To position Obama next to the achievements of people like Willy Brandt, Gorbachev, Elie Wiesel? They have concrete evidence to show for their 'hopes & and dreams of peace'. Just because Obama wants 'change' and peace doesn't mean he should be lauded for it

Tuesday, October 6, 2009

Fruits of Fall Harvests, Part II.

Fresh Autumn Pesto:

Spaghettini with garlic and garden-fresh basil tossed with a shrimp, tomato, and zucchini sautée

Step 1
: Basil Pesto--inspired by one of my fav blogs, 'Simply Recipe'.

Step 2:
Shrimp Sautée--1 medium tomato, diced; 1 large clove garlic; approx. quarter cup diced green onion; 2 tbsp lemon juice; shelled, de-veined shrimp; salt and pepper to taste; approx. 2-4 tbsp. olive oil.

-Warm water olive oil in med-large non-stick skillet/pan.
-Add 1 large clove garlic, fresh ground pepper and salt
-approx 2 tbsp lemon juice
-add shelled, de-veined shrimp to mixture
-wait no more than 5 min and add thinly chopped yellow zucchini and fresh diced tomatoes

Step 3:
Pasta--Once waiting on shrimp sautée, bring salted water to a boil and add Spaghettini
Once pasta is strained and most of steam dissipates, dish into individual servings, adding about 2 spoonfuls of pesto per serving (depending on size, obviously!), mix, top with shrimp sautée, add extra Parmesan cheese, and ENJOY!

Fruits of Fall Harvests, Part I.

Curried Cauliflower & Sweet Potato Soup:


-1 1/2 med. tomatoes, diced
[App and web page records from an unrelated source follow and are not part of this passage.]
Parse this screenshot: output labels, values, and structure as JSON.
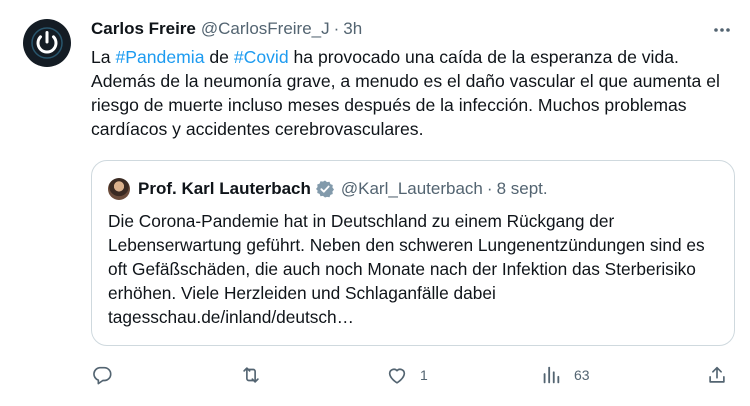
{
  "tweet": {
    "author_name": "Carlos Freire",
    "author_handle": "@CarlosFreire_J",
    "separator": "·",
    "time": "3h",
    "text": {
      "t1": "La ",
      "hashtag1": "#Pandemia",
      "t2": " de ",
      "hashtag2": "#Covid",
      "t3": " ha provocado una caída de la esperanza de vida. Además de la neumonía grave, a menudo es el daño vascular el que aumenta el riesgo de muerte incluso meses después de la infección. Muchos problemas cardíacos y accidentes cerebrovasculares."
    },
    "more_icon": "more-horizontal-icon"
  },
  "quoted": {
    "author_name": "Prof. Karl Lauterbach",
    "verified_icon": "verified-badge-icon",
    "author_handle": "@Karl_Lauterbach",
    "separator": "·",
    "date": "8 sept.",
    "text": "Die Corona-Pandemie hat in Deutschland zu einem Rückgang der Lebenserwartung geführt. Neben den schweren Lungenentzündungen sind es oft Gefäßschäden, die auch noch Monate nach der Infektion das Sterberisiko erhöhen. Viele Herzleiden und Schlaganfälle dabei tagesschau.de/inland/deutsch…"
  },
  "actions": {
    "reply": {
      "icon": "reply-icon",
      "count": ""
    },
    "retweet": {
      "icon": "retweet-icon",
      "count": ""
    },
    "like": {
      "icon": "heart-icon",
      "count": "1"
    },
    "views": {
      "icon": "views-icon",
      "count": "63"
    },
    "share": {
      "icon": "share-icon",
      "count": ""
    }
  },
  "colors": {
    "link": "#1d9bf0",
    "secondary_text": "#536471",
    "border": "#cfd9de",
    "verified": "#829aab"
  }
}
-2 medium sized onions

-3 large cloves garlic

-1 head cauliflower, cored and cut into small florets

-1 large sweet potato, peeled and diced

-1/4 cup milk
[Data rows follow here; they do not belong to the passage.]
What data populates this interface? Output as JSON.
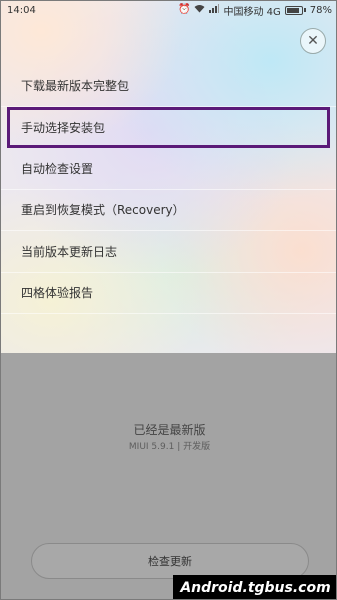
{
  "status_bar": {
    "time": "14:04",
    "carrier": "中国移动 4G",
    "battery": "78%",
    "icons": [
      "alarm-icon",
      "wifi-icon",
      "signal-icon",
      "battery-icon"
    ]
  },
  "close_icon": "✕",
  "menu": {
    "items": [
      {
        "label": "下载最新版本完整包"
      },
      {
        "label": "手动选择安装包"
      },
      {
        "label": "自动检查设置"
      },
      {
        "label": "重启到恢复模式（Recovery）"
      },
      {
        "label": "当前版本更新日志"
      },
      {
        "label": "四格体验报告"
      }
    ],
    "selected_index": 1,
    "highlight_color": "#5b1a78"
  },
  "status": {
    "title": "已经是最新版",
    "version": "MIUI 5.9.1 | 开发版"
  },
  "check_button_label": "检查更新",
  "watermark": "Android.tgbus.com"
}
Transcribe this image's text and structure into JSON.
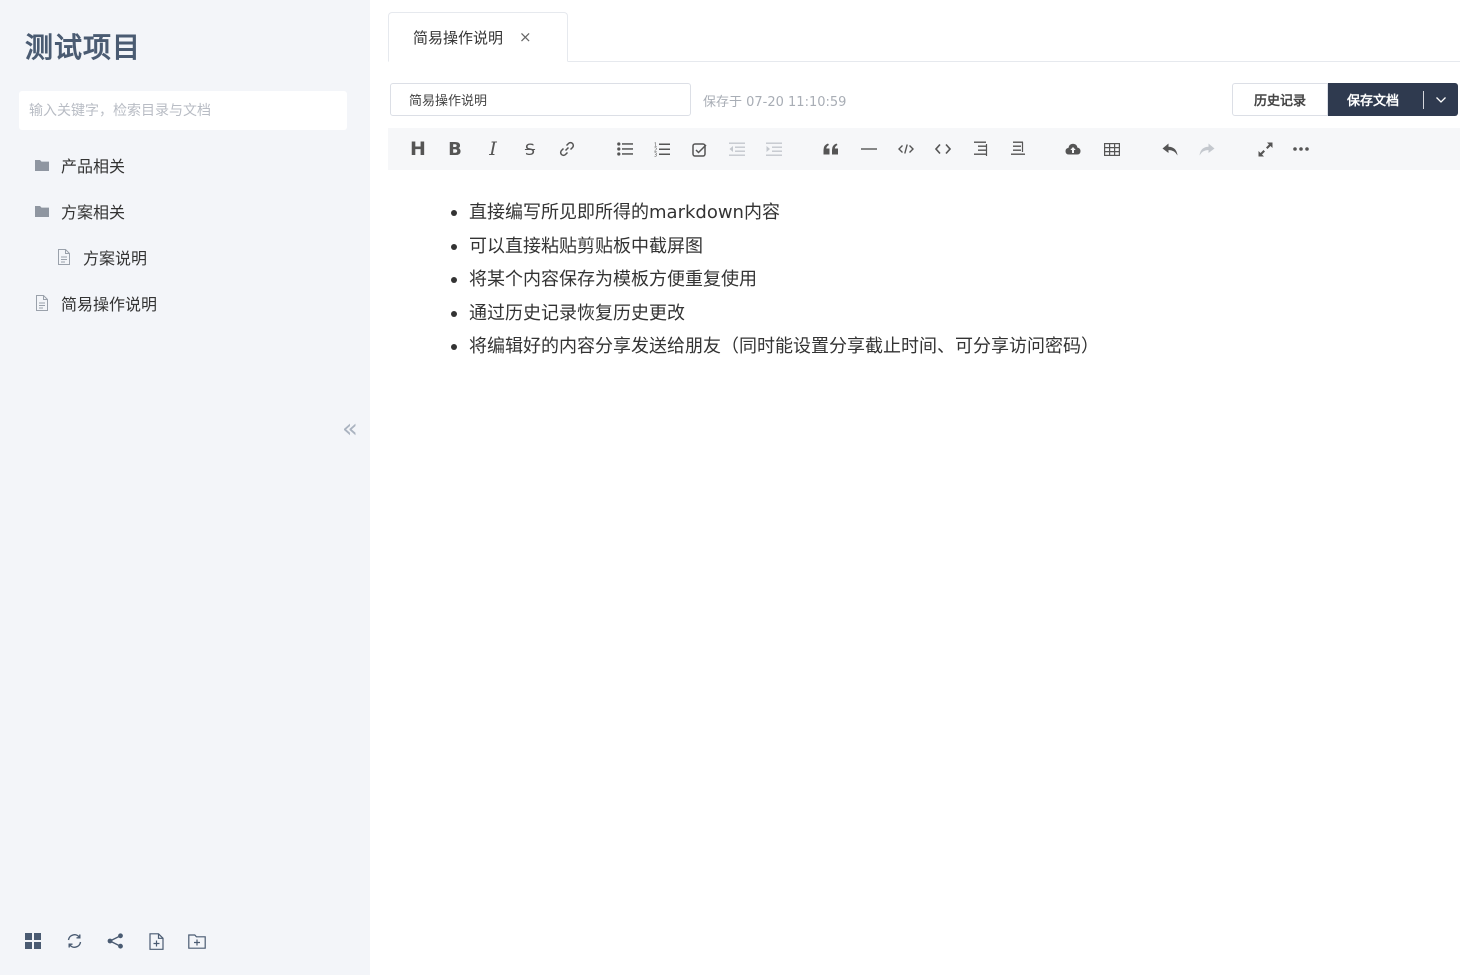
{
  "sidebar": {
    "project_title": "测试项目",
    "search_placeholder": "输入关键字，检索目录与文档",
    "tree": [
      {
        "label": "产品相关",
        "type": "folder"
      },
      {
        "label": "方案相关",
        "type": "folder"
      },
      {
        "label": "方案说明",
        "type": "document"
      },
      {
        "label": "简易操作说明",
        "type": "document"
      }
    ],
    "collapse_glyph": "«",
    "bottom_tools": [
      "grid-icon",
      "refresh-icon",
      "share-icon",
      "new-document-icon",
      "new-folder-icon"
    ]
  },
  "tabs": [
    {
      "label": "简易操作说明",
      "close_glyph": "×"
    }
  ],
  "editor": {
    "title_value": "简易操作说明",
    "save_status": "保存于 07-20 11:10:59",
    "history_label": "历史记录",
    "save_label": "保存文档",
    "toolbar": {
      "heading": "H",
      "bold": "B",
      "italic": "I",
      "strikethrough": "S"
    }
  },
  "content": {
    "items": [
      "直接编写所见即所得的markdown内容",
      "可以直接粘贴剪贴板中截屏图",
      "将某个内容保存为模板方便重复使用",
      "通过历史记录恢复历史更改",
      "将编辑好的内容分享发送给朋友（同时能设置分享截止时间、可分享访问密码）"
    ]
  },
  "colors": {
    "sidebar_bg": "#f3f5f9",
    "title_color": "#4a5b72",
    "save_button_bg": "#2f3a4f",
    "toolbar_bg": "#f6f7f9"
  }
}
-3 cups vegetable stock

-1-2 cups water

-approx. 3-4 tbsp. olive oil

-1 tbsp cumin

-1 tbsp coriander

-1/2 tsp curry powder

-dash of tomato sauce (slightly less than ¼ cup)

-approx. ½ tsp fresh basil

-approx ¼ tsp fresh oregano


*While on the stovetop, I didn’t turn the soup any higher than Med. Heat—for the most part, I’d say it was on Med-low.

Approx preparation time: 30min

Approx. cooking time: 1 hr

-Heat olive oil in large soup pot, adding onions and garlic gradually—allow to soften

-Add curry powder, along with cumin, coriander, and salt and pepper

-Add veggie stock and 1 cup of water

-Add cauliflower & sweet potato

-Allow to cook for 5-10 min, monitoring thickness, then add 1 cup water

-Add diced tomatoes, stir and allow to simmer

-Add tomato sauce

-Add ¼ cup milk

-Add basil and oregano in last 20min or so of cooking

-If desired, add more salt and pepper (I was pretty generous with the pepper)

*Once finished, purée and enjoy!

Friday, August 28, 2009


Amazing band!!

Here are the Hylozoists performing at London's LOLA festival (courtesy of CBC Concerts on Demand)!